### [Exercise description]
Search the listing for the word "Persistent" and copy every line where it turns up.

Data for analysis section start

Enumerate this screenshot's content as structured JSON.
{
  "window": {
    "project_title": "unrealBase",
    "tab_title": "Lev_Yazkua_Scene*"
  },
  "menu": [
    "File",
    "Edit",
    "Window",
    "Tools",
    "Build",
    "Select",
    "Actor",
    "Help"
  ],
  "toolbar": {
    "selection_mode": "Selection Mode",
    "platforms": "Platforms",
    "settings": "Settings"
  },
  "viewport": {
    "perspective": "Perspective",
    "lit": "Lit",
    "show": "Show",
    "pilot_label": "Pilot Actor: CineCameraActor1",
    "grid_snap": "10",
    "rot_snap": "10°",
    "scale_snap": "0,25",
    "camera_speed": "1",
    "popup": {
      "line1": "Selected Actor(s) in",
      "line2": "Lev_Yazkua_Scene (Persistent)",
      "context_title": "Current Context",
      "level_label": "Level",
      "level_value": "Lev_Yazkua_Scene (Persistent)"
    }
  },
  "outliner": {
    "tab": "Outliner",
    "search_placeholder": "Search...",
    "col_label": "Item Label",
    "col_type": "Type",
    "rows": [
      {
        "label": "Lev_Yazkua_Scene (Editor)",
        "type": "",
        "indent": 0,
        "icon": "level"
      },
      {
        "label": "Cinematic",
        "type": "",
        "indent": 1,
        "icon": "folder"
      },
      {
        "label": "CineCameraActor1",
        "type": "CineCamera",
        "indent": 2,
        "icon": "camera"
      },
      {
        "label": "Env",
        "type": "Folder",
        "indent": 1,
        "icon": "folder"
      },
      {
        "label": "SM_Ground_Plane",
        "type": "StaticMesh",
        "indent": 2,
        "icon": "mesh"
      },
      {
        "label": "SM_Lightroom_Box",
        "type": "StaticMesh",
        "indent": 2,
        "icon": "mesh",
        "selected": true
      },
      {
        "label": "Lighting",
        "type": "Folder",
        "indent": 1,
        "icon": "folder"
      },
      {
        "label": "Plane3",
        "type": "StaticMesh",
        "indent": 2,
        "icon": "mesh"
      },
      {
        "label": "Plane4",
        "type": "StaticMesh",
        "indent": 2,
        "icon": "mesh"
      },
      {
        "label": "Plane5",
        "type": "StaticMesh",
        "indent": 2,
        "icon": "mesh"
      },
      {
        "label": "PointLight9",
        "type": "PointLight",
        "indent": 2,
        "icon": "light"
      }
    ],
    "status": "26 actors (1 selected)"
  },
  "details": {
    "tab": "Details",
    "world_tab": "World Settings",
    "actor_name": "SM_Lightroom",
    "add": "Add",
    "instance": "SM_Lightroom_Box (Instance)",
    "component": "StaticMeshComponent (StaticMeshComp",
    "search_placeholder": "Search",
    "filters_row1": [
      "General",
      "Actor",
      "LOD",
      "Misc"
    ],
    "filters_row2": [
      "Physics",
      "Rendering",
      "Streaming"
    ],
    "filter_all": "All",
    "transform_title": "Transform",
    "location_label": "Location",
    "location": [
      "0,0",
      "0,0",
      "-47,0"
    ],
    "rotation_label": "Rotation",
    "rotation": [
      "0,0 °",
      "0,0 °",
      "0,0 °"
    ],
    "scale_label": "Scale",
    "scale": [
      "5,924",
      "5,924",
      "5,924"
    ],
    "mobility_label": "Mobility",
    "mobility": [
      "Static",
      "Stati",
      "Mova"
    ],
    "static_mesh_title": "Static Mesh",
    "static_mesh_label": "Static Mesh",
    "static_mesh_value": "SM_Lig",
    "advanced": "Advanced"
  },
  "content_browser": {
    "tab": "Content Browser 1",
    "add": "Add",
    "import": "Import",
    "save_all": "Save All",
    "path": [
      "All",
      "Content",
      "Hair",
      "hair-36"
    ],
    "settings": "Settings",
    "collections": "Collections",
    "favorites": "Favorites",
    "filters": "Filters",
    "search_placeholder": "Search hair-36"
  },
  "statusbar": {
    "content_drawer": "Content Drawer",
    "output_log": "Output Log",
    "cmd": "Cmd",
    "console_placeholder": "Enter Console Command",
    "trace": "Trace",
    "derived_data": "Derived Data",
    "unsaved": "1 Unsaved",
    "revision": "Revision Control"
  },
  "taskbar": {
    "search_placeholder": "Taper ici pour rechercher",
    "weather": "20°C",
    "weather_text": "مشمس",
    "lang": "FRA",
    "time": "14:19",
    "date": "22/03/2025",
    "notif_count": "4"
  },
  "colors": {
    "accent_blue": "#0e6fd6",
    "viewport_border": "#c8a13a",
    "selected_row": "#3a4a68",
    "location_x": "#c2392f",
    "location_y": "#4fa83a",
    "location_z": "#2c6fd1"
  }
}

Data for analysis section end

### [Answer box]
      "line2": "Lev_Yazkua_Scene (Persistent)",
      "level_value": "Lev_Yazkua_Scene (Persistent)"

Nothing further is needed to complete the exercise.